So we're three weeks into December. What do we call this time of year again?
Who would you trust to decide what nutrition information goes on packaged food - public health experts or food industry marketing execs?
After finishing my second half marathon in three months, I had enough of running.
There is so much information out there about cancer, can you separate the myth from the fact? In an effort to combat misconceptions Cancer Council has launched a website iheard.com.au. It's here to bust the myths.
It's that magical time of the year. In the distance, you hear the sounds of rustling and jingling. No, it's not Santa's sleigh filled with presents - it's the bean counters inside the Federal Government's vault counting cash in readiness for the Federal Government's pre-budget submissions.
Yesterday was a very exciting day for SunSmart - we launched our summer campaign in the company of the Premier of Victoria and the Princess of Denmark.
WARNING: this post contains partial nudity and sexually explicit content.

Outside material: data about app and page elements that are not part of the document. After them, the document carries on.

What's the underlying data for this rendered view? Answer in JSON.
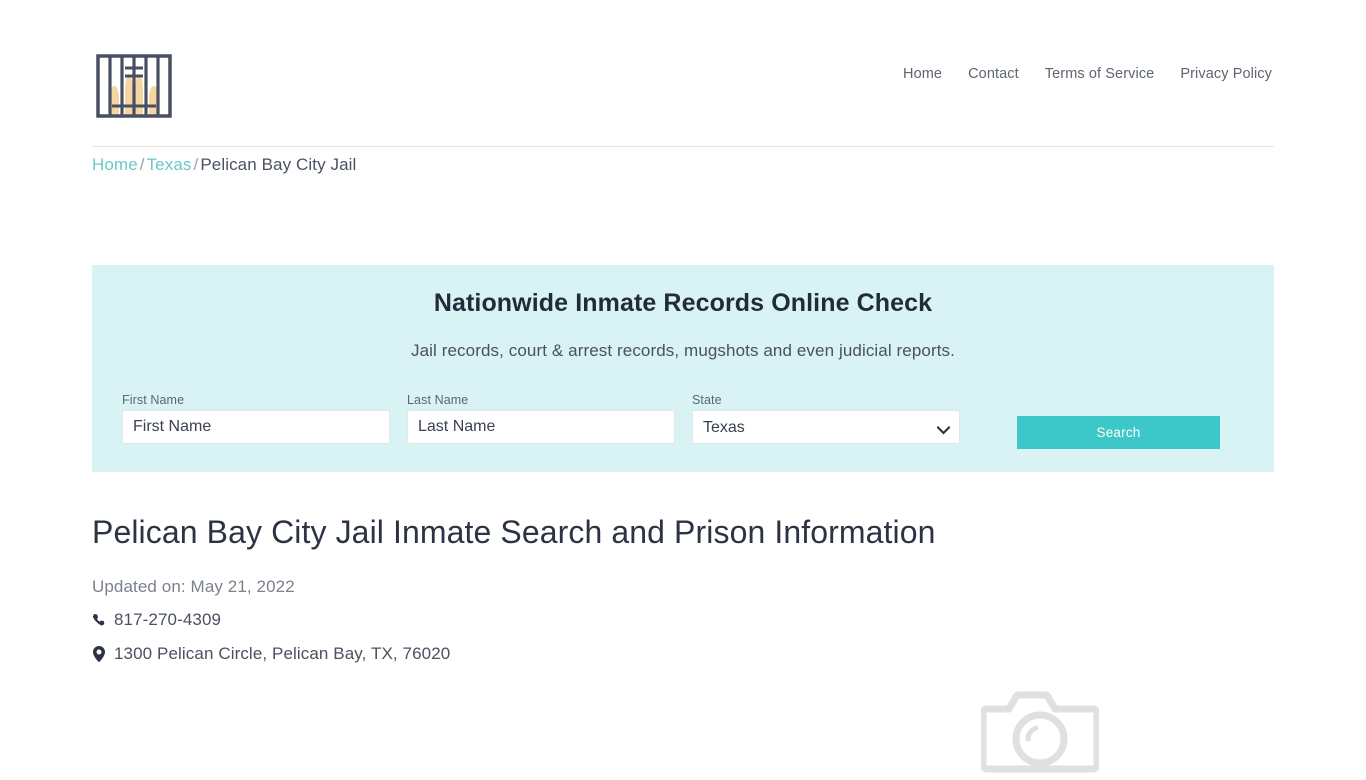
{
  "site": {
    "logo_icon": "jail-bars-hands-icon",
    "colors": {
      "accent": "#3ec7c8",
      "banner_bg": "#d9f3f4",
      "link": "#6cc8c8",
      "heading": "#222b3a",
      "body_text": "#4a5160"
    }
  },
  "nav": {
    "items": [
      {
        "label": "Home"
      },
      {
        "label": "Contact"
      },
      {
        "label": "Terms of Service"
      },
      {
        "label": "Privacy Policy"
      }
    ]
  },
  "breadcrumb": {
    "home": "Home",
    "state": "Texas",
    "current": "Pelican Bay City Jail",
    "separator": "/"
  },
  "banner": {
    "title": "Nationwide Inmate Records Online Check",
    "subtitle": "Jail records, court & arrest records, mugshots and even judicial reports.",
    "form": {
      "first_name": {
        "label": "First Name",
        "placeholder": "First Name",
        "value": ""
      },
      "last_name": {
        "label": "Last Name",
        "placeholder": "Last Name",
        "value": ""
      },
      "state": {
        "label": "State",
        "selected": "Texas",
        "options": [
          "Texas"
        ],
        "dropdown_icon": "chevron-down-icon"
      },
      "search_button": "Search"
    }
  },
  "main": {
    "page_title": "Pelican Bay City Jail Inmate Search and Prison Information",
    "updated": "Updated on: May 21, 2022",
    "phone": {
      "icon": "phone-icon",
      "value": "817-270-4309"
    },
    "address": {
      "icon": "map-pin-icon",
      "value": "1300 Pelican Circle, Pelican Bay, TX, 76020"
    },
    "photo_placeholder_icon": "camera-icon"
  }
}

That got you reading, right?
Every so often a story comes along that must be blogged about here at CYCR. This latest offering from the Medical Observer is one such article.
The great news is that cervical cancer is at an all time low in Australia. The not-so-good news is that only two thirds of women are regularly screening.
It's good to see bowel cancer has been hitting the headlines over the past week or so - and for all the right reasons. New studies offering hope to either find bowel cancer early or stop it altogether have been reported on.
Can a walk down the aisle and saying ‘I do' really reduce our cancer risk? Norwegian researchers think so after finding that bachelors are twice as likely to die of cancer compared to married men. Their study looked at death rates over a 40 year period, and included over 440,000 men and women diagnosed with cancer.
October is an important month for us here at Cancer Council - and not just because the mighty Geelong Cats won the AFL grand final on October 1 this year (forgive the gratuitous plug but I'm a very happy fan). It's because October is Breast Cancer Awareness month.
Planning ahead isn't my forte, but I have been somewhat inspired by the announcement of the National 12 week ‘swapping' challenge.
With spring in the air and the Grand Final behind us, non-footy types across the country can be heard exhaling an auditable sigh of relief. The next big thing on everyone's social calendar is the spring racing carnival and following on from that is a seemingly endless line up of festivals and barbeques. In other words, summer's coming!